Loads of classes at the local museum of natural science and history as a wee elementary schooler. (DINOSAURS! RAR!)

Later on, my parents shipped me off to this molecular biology camp at… I think it was ISU.

Then lots and lots of SAT camps. groan

I’m a proud veteran of Nerd Camp. Three years of Western Kentucky Univesity’s VAMPY (The summer program for Verbally and Mathematically Precocious Youth or Vicious And Malicious Psychotic Youth, depending on who you ask) and a year of Governor’s School. Plus two years of quiz bowl camp, for a grand total of 16 weeks of Nerd Camp.

VAMPY was, without question, the coolest thing ever. Three weeks of physics/math/programming, Ultimate Frisbee, basketball, listening to ITEOTWAWKI(AIFF), punnery, being forced to go to the theater an making MST3K remarks to each other, and just reveling in the fact that we were dorks and we were awesome. And in one three week period, I learned enough math that my high school let me skip Geometry and PreCalculus.
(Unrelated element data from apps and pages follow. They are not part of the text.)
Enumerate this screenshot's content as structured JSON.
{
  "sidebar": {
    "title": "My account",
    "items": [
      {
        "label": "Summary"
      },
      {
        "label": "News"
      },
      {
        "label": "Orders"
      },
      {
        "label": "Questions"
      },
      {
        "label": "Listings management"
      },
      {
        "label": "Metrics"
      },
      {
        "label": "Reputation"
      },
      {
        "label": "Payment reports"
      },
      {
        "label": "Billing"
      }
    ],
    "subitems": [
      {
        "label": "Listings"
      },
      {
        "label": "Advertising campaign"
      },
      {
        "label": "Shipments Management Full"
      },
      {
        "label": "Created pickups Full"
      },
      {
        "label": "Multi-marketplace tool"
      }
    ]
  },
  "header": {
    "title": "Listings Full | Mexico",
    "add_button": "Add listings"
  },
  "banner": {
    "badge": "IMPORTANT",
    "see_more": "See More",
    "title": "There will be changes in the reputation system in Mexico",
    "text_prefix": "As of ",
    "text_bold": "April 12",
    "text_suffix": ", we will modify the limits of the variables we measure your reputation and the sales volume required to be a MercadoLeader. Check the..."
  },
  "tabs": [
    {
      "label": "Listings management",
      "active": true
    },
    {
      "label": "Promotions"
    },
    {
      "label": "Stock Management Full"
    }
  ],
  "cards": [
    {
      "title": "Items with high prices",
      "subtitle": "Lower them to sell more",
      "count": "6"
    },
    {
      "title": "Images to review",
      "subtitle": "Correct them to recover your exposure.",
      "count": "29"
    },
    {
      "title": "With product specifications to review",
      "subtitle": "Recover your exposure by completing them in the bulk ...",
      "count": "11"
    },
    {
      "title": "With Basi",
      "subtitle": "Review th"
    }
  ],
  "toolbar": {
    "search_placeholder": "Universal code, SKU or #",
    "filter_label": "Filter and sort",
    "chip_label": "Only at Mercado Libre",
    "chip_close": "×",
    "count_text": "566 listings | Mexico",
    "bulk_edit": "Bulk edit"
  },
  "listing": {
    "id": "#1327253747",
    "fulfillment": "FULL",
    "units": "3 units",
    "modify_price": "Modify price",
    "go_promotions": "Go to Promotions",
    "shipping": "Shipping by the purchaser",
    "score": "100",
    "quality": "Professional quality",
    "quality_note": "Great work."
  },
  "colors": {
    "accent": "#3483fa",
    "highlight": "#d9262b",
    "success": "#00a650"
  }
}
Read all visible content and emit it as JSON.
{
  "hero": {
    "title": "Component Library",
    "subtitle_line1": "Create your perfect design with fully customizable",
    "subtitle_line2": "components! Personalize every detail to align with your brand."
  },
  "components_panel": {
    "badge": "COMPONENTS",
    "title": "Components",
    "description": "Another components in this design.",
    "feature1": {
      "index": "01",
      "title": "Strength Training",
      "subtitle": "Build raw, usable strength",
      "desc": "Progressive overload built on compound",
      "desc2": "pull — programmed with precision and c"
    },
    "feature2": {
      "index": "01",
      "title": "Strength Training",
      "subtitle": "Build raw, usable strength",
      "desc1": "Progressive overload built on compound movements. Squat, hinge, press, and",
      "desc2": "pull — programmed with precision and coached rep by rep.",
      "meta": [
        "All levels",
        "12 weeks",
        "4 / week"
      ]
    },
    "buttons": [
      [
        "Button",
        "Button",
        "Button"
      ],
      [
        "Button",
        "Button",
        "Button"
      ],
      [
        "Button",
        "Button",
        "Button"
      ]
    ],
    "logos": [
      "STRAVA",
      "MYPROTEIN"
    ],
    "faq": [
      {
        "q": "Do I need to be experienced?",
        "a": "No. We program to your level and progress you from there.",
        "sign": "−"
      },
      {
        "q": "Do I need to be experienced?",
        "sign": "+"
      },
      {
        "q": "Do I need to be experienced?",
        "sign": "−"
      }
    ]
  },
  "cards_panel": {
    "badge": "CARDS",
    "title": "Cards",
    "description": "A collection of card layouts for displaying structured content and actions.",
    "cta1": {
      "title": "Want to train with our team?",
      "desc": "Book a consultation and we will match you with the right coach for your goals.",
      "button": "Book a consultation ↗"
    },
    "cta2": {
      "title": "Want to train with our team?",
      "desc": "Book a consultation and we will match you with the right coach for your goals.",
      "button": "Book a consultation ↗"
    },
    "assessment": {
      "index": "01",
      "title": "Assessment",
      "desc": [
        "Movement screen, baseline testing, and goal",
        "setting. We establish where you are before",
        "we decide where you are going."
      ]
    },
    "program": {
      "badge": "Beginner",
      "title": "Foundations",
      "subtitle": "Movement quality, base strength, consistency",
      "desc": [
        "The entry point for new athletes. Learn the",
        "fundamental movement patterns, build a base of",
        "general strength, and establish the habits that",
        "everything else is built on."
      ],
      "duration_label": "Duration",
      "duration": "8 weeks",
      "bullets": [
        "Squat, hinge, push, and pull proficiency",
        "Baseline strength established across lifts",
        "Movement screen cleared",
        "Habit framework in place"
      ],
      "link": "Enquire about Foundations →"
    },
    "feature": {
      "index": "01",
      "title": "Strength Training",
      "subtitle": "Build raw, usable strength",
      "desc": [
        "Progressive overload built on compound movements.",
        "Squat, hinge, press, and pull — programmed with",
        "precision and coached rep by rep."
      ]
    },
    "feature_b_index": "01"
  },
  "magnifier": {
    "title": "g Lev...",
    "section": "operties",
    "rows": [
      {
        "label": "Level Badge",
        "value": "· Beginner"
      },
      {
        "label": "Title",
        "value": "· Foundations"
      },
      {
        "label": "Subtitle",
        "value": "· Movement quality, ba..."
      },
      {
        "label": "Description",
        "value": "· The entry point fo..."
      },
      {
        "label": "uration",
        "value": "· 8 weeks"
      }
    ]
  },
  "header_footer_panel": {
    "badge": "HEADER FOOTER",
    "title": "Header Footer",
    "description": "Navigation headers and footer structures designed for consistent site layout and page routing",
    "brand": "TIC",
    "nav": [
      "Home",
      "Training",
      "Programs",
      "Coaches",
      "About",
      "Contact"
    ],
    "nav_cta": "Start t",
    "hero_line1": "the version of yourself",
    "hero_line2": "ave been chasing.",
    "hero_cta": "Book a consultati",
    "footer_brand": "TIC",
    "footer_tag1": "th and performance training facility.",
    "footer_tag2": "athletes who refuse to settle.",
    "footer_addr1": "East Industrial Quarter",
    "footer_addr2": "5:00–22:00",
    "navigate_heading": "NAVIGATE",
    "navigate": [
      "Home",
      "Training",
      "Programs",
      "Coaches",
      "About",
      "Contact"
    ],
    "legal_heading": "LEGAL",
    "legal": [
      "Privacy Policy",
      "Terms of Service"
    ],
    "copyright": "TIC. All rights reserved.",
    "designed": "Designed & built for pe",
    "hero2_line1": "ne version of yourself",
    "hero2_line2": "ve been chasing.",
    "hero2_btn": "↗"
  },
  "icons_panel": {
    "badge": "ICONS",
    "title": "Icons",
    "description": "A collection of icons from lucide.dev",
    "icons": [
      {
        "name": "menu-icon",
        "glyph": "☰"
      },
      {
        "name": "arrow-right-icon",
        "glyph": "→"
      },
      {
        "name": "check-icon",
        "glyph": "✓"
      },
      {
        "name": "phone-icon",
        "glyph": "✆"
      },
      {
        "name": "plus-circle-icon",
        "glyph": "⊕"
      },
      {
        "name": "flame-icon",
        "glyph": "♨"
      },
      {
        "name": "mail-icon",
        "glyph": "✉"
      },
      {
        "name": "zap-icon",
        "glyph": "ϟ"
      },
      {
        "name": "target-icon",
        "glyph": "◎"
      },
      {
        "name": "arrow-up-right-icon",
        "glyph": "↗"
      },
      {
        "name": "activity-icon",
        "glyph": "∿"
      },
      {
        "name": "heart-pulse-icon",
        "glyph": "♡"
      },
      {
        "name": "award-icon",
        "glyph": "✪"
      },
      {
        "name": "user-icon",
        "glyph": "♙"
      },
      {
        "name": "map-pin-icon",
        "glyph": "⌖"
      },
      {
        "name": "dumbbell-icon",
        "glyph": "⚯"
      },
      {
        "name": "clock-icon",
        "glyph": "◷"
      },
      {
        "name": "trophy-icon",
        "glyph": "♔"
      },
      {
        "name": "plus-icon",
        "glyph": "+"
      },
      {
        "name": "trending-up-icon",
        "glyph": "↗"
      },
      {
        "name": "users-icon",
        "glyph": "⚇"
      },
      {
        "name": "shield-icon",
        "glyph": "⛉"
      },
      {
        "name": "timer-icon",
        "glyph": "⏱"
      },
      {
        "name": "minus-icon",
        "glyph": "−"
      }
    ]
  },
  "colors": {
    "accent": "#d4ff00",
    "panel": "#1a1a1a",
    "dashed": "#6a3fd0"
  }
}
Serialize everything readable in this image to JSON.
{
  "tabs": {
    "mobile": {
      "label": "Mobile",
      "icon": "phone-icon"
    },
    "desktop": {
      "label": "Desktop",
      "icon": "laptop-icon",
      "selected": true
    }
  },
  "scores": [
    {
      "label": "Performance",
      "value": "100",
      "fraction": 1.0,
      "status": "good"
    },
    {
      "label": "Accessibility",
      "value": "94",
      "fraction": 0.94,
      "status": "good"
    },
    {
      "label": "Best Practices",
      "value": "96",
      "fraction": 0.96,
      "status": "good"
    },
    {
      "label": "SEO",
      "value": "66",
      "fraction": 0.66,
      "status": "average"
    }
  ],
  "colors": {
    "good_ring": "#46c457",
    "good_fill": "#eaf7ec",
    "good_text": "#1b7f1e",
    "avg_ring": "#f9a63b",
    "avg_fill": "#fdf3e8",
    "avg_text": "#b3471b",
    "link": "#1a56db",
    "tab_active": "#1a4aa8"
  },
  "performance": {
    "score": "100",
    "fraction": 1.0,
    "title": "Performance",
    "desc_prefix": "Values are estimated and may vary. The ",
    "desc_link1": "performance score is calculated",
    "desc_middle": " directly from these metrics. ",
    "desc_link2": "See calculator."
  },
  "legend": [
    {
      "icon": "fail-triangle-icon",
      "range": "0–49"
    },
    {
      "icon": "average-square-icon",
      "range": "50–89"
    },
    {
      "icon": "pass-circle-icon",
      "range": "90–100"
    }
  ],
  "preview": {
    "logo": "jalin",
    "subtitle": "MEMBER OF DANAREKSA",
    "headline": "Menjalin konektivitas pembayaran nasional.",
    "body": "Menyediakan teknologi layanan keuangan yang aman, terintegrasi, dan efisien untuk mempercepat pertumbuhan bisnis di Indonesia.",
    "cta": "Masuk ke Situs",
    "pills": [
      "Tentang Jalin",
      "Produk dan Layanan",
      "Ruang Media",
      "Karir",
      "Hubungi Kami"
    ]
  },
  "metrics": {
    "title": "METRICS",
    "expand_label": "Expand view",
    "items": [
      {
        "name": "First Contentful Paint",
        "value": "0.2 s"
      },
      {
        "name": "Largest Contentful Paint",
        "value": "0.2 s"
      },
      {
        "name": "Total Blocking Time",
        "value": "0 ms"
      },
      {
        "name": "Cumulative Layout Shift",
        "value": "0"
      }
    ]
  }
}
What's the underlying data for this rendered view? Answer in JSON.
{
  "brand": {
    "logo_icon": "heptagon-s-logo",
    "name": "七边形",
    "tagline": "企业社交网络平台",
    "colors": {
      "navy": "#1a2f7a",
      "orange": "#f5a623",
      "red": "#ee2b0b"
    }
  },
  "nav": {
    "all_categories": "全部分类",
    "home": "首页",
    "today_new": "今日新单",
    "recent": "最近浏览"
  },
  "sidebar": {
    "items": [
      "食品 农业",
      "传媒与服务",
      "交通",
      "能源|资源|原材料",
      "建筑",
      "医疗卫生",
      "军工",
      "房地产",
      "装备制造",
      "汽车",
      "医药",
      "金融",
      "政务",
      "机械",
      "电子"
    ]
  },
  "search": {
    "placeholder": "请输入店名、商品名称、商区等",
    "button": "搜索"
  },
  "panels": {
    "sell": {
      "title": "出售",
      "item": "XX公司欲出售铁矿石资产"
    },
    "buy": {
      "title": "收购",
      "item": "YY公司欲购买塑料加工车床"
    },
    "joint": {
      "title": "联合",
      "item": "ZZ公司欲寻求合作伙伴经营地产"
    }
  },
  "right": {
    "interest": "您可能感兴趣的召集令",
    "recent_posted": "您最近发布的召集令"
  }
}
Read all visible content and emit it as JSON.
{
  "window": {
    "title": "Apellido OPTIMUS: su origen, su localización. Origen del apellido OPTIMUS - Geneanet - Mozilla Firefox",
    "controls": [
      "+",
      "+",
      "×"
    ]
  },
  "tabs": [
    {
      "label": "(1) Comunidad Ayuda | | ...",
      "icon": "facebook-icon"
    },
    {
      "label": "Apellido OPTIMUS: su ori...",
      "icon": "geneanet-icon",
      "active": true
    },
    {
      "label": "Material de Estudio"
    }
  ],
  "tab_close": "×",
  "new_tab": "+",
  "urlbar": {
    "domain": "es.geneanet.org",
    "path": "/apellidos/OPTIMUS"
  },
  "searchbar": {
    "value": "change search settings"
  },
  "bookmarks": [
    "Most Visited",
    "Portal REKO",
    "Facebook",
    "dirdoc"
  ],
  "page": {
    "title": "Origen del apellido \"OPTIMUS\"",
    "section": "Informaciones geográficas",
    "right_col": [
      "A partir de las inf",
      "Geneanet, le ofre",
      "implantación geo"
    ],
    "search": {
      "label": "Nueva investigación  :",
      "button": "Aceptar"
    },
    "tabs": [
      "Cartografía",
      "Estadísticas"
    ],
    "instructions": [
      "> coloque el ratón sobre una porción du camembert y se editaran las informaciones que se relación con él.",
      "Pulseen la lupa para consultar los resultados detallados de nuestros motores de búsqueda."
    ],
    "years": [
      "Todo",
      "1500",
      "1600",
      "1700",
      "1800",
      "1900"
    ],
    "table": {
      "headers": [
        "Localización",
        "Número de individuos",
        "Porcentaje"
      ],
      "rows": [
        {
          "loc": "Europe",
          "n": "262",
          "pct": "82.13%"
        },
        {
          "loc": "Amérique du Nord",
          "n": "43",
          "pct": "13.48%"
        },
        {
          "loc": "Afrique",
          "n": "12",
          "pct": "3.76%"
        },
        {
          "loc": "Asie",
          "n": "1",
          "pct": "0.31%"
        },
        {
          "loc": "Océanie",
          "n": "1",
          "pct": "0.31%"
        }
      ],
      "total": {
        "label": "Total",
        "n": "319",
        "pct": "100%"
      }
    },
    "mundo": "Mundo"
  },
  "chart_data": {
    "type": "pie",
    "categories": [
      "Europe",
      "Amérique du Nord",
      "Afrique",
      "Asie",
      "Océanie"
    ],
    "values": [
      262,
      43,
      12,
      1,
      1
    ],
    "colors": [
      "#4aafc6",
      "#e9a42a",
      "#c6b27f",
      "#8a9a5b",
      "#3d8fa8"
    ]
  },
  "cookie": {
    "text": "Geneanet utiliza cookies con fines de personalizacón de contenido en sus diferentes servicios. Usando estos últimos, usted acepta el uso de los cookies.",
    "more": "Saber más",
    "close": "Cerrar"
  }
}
Kentucky Governor’s School was fun, but not the same. Pretty much every college in KY gives a full scholarship to anyone who completes the program, so everyone applies instead of just the nerds. Of course, some of them lose that scholarship two semesters into their college career for no good reason. Stupid physics 299.

Quiz bowl camp was something else. You only go if you really want to be damn good at quiz bowl. A day looks like this: wake up, shower, eat, 4 hours of class, eat, 4 hours of competition, eat, study, sleep. Not much room in there for goofing off, but it’s still fun to be with other quiz bowl ubernerds for a week.

Mayo

No other TIPsters? So sad. Basset for fourth-years!

CTY for two years (Creative writing and Literature and the Arts), which was great. First place I really fit in, and all that. Then for the previous two years, Chemistry Olympiad study camp, which was less fun (obviously, since it was a competition).

I did a computer camp at UC Irvine for two summers when I was in high school. We lived in Ottawa, Canada. My parents had far too much disposable income in those days. :stuck_out_tongue:

CTY Young Students Program, Goucher 1994, second session I think. Aced the PLUS test and took Mathematical Reasoning, which was about general math skills as opposed to Math Sequence where you went through a school-year of math. My folks figured I was already going to start algebra in the 7th grade so skipping a year after 5th grade was too much. My teacher happened to be the head coach for the US Int’l Math Olympiad team. He wanted me to try out when I was 16 but I never did.

I can’t say I fit in. The academics were fantastic but I was picked on, I was no good at any of the sports activities, and I spent the first dance in the other room where the losers watched “Big” while the other guys danced with girls.

One thing about CTY is you’re cut off a bit from the world. There was snail mail, and phone calls at designated times, and that’s it. No magazines or newspapers, and no radio or TV, except for the time the TA snuck us into the lounge to watch one episode of Anamaniacs. I hear the same goes with the Internet now. It’s different and I kind of liked it, except I wanted to watch the impact of Comet Shoemaker-Levy 9.

For those who don’t know or are searching the board in the future (how’d that Lebanon thing turn out?) CTY is the Johns Hopkins Center for Talented Youth.

And we were singin’
Bye, bye, CTY
Oh I went to Van Meter but Van Meter was locked
and all the staff was drinking pink lemonade,
sayin’ this’ll be the day I get paid.

The VAMPY version:

And they were singin’
Bye, bye, to my TA says I
The elevator? Maybe later but please don’t ask me why.
Get to your floors, it’s already time
Or Hank is gonna get ya, they cry

Mayo